═══ Raw data ═══

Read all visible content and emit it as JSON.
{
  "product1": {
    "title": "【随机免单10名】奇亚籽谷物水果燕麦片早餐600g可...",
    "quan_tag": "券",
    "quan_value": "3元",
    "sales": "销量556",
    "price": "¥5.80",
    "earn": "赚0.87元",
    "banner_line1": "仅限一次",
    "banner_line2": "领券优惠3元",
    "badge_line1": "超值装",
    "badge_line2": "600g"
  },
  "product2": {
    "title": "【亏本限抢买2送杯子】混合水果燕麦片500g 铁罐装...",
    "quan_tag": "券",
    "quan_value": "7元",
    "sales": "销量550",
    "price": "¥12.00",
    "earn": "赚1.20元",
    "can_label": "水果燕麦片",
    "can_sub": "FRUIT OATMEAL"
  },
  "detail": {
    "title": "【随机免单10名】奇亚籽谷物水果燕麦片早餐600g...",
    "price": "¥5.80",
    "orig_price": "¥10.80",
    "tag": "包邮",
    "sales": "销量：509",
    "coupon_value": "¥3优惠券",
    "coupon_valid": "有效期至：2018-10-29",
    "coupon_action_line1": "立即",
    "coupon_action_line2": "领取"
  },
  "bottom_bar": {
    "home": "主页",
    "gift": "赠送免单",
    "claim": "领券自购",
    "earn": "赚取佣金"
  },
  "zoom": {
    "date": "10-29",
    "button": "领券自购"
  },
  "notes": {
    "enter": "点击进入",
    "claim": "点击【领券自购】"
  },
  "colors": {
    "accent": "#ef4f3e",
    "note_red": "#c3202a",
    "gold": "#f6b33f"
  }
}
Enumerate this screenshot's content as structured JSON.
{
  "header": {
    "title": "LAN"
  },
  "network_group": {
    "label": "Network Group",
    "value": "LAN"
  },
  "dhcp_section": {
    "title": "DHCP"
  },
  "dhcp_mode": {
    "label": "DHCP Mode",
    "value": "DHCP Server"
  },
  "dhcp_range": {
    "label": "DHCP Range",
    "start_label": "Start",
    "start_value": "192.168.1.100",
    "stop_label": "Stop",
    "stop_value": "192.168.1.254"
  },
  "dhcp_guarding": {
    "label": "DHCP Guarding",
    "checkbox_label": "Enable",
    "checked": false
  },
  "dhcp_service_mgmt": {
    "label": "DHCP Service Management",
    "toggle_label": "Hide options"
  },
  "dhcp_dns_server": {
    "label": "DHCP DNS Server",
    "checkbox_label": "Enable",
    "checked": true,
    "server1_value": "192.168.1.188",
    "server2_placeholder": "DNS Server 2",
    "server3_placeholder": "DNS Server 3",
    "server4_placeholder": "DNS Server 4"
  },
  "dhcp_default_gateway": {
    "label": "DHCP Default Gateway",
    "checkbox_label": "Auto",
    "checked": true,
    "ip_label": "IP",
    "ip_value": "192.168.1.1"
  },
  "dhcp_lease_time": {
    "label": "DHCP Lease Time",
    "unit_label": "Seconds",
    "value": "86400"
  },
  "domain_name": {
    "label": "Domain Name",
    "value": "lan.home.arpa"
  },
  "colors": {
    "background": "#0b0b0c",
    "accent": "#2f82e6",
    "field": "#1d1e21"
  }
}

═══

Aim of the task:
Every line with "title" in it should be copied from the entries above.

Answer to the problem:
    "title": "【随机免单10名】奇亚籽谷物水果燕麦片早餐600g可...",
    "title": "【亏本限抢买2送杯子】混合水果燕麦片500g 铁罐装...",
    "title": "【随机免单10名】奇亚籽谷物水果燕麦片早餐600g...",
    "title": "LAN"
    "title": "DHCP"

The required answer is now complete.